But despite these gains, we’re still our own worst enemies when it comes to money.
According to a recent report by the Joint Economic Committee of Congress, women who work full-time earn nearly $11,000 less per year than men, which adds up to almost half a million dollars over the course of a career. Women earn 79 percent of what a man earns.
For younger women, the outlook is especially bleak. An April report released by the Economic Policy Institute states that gender wage inequality has grown since 2000. Recent female college graduates earned 6.8 percent less than in 2000, but recent male college graduates earned 8.1 more.
Our restrictive beliefs—I call them icebergs—keep us from asking for the salaries, benefits, and respect we deserve. We’re still not demanding that people acknowledge our value. Why? Because we’re caught up in a set of false beliefs about how the world works: We’re not good enough, perfect enough, likeable enough. To which I say: enough.
Here are six key icebergs that hold us back, stunt our growth, and deceive us into believing that we’re just not capable. These beliefs create confidence barriers and escalate our stress levels. I think of them like minefields: We don’t see them until they blow us up. Which is why we need to eliminate them before they strike.
“I lucked into my success.” You don’t take credit for what you’ve earned and accomplished. You think of your triumphs as flukes, or strokes of dumb luck. You somehow imagine that you didn’t work hard enough to earn your clout, and you don’t feel worthy of your title or your career. Own your successes. This sense of self-possession creates new opportunities. You’re successful because you worked for it—not because you stumbled into good fortune while lazing your way to the top. Nobody is that lucky.

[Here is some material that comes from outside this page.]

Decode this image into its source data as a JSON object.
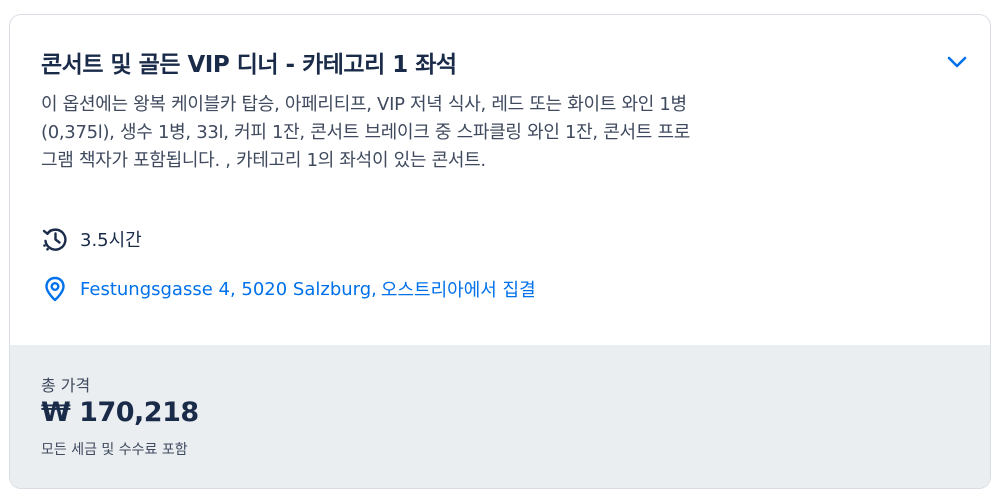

“The world should be fair.” The world isn’t fair. People don’t play by our own set of rules, and we can’t control the world around us. We’re not going to get ahead unless we ask for more money, demand what we deserve, and take control of our future. Nobody else is looking out for us, so we need to look out for ourselves. Just as you’re not owed anything, nobody is going to hand you a raise. You need to ask for it. And, by the way, getting paid what you’re worth is perfectly fair.
“I must be perfect and do everything right.” The perfect spouse, the perfect mom, the perfect employee. This is impossible: One late meeting, and you miss baseball practice; one day at home with a sick kid, and you’re afraid you’ll look bad to your boss. It’s a house of cards that’s bound to fall. These icebergs are in direct conflict with one another, and when these quests for perfection collide, we fall apart. We just can’t be perfect at everything all the time, and the more we pursue perfection (and fail!), the more we’ll feel un-entitled to success. Your work needs are not in conflict with your personal needs; there’s a time for each.

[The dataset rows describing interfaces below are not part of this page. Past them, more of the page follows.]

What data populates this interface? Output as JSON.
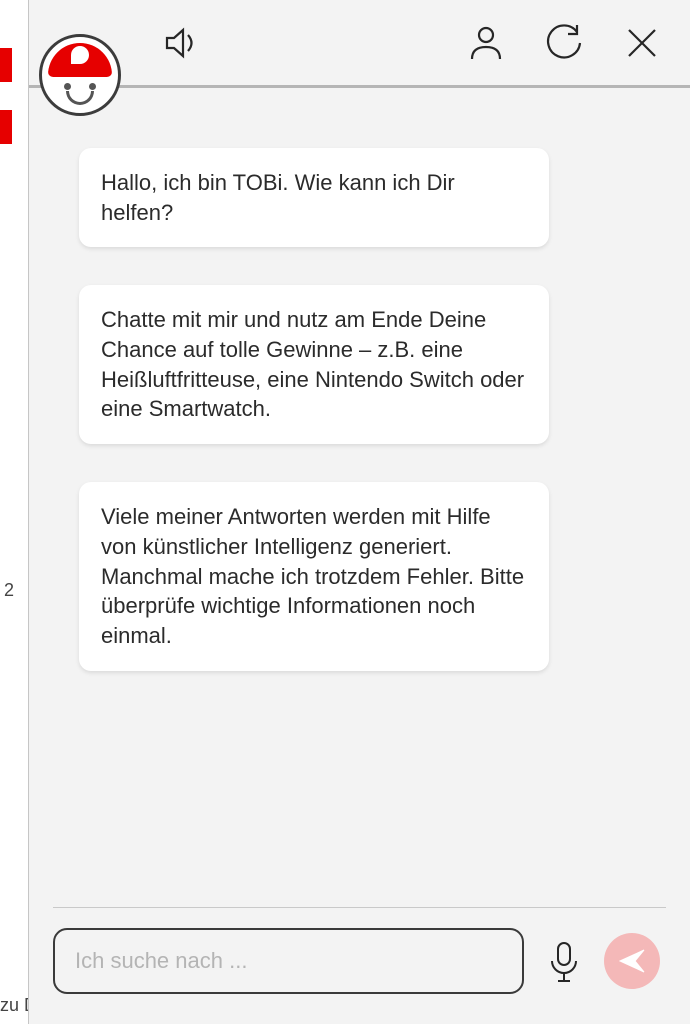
{
  "header": {
    "avatar_name": "TOBi",
    "sound_icon": "sound-icon",
    "profile_icon": "person-icon",
    "reset_icon": "refresh-icon",
    "close_icon": "close-icon"
  },
  "messages": [
    {
      "text": "Hallo, ich bin TOBi. Wie kann ich Dir helfen?"
    },
    {
      "text": "Chatte mit mir und nutz am Ende Deine Chance auf tolle Gewinne – z.B. eine Heißluftfritteuse, eine Nintendo Switch oder eine Smartwatch."
    },
    {
      "text": "Viele meiner Antworten werden mit Hilfe von künstlicher Intelligenz generiert. Manchmal mache ich trotzdem Fehler. Bitte überprüfe wichtige Informationen noch einmal."
    }
  ],
  "input": {
    "placeholder": "Ich suche nach ...",
    "value": ""
  },
  "colors": {
    "brand_red": "#e60000",
    "send_disabled": "#f4b8b8"
  }
}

“Avoid conflict at all costs.” This ties into my point above. We’re so focused on making sure we do everything properly and avoid rocking the boat that we undermine ourselves. Sometimes your worlds will be in opposition, and that’s OK. Sometimes you’ll disagree with a colleague, and that’s fine, too. You might even alienate a few people as you rise through the ranks. This is normal. If your life is completely free of conflict, it’s also free of risks. And without risks, you won’t get anywhere.
“I need to protect myself from failure.” From the time we’re little girls, we’re trained to be careful, to be a likeable “good girl.” We’re cautioned against taking big leaps that could hurt us; we shouldn’t make waves. But the only way to get ahead is to be fearless and to take those risks. We’re not hurting anyone by making waves, but we’re hurting ourselves by trying to insulate ourselves from false threats.

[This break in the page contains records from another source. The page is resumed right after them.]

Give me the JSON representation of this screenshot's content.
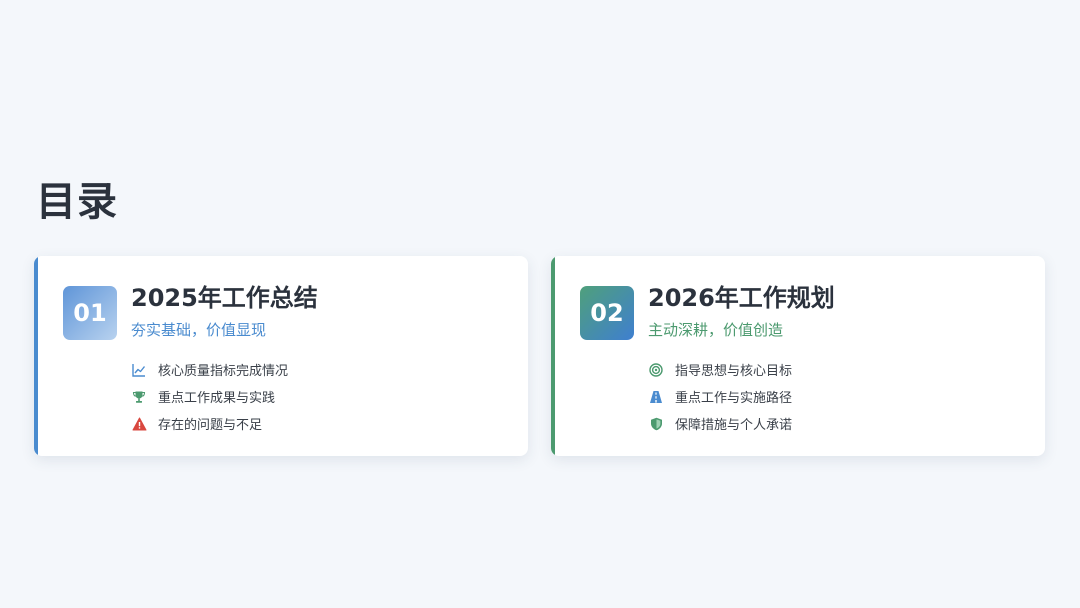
{
  "page": {
    "title": "目录"
  },
  "sections": [
    {
      "number": "01",
      "title": "2025年工作总结",
      "subtitle": "夯实基础，价值显现",
      "accent": "#4a8bcf",
      "items": [
        {
          "icon": "chart-line-icon",
          "label": "核心质量指标完成情况"
        },
        {
          "icon": "trophy-icon",
          "label": "重点工作成果与实践"
        },
        {
          "icon": "warning-triangle-icon",
          "label": "存在的问题与不足"
        }
      ]
    },
    {
      "number": "02",
      "title": "2026年工作规划",
      "subtitle": "主动深耕，价值创造",
      "accent": "#4c9a6f",
      "items": [
        {
          "icon": "target-icon",
          "label": "指导思想与核心目标"
        },
        {
          "icon": "road-icon",
          "label": "重点工作与实施路径"
        },
        {
          "icon": "shield-icon",
          "label": "保障措施与个人承诺"
        }
      ]
    }
  ],
  "colors": {
    "background": "#f4f7fb",
    "title_text": "#2b323d",
    "section_1_accent": "#4a8bcf",
    "section_2_accent": "#4c9a6f",
    "warning": "#d9473f"
  }
}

“It’s my job to make sure people are happy.” You know those speeches that flight attendants make before the plane takes off, about fastening your mask before helping someone else? It’s true in life: Your job is to make yourself happy, and only then can you help others. Women often get into a rut of thinking that if they please themselves, they’re somehow depriving someone else. But by asking for a raise, you’re not making someone else unhappy by depriving them—you’re simply setting the foundation for being a better employee yourself because you feel valued.
In order to fully succeed, we absolutely must steer around these icebergs. They impede our ability to get what we need. But there’s a domino effect, too. This issue is bigger than our own beliefs. If we know our own value, we’re then able to create more wealth and positions of power for future generations. By building a foundation of powerful women—on boards, in executive roles, in positions of influence across fields—we’re changing the paradigms. We’re investing in our own successes, and we’re also investing in the future.
The author Jan Bruce is CEO and co-founder of meQuilibrium, the digital coaching platform based on the science of resilience.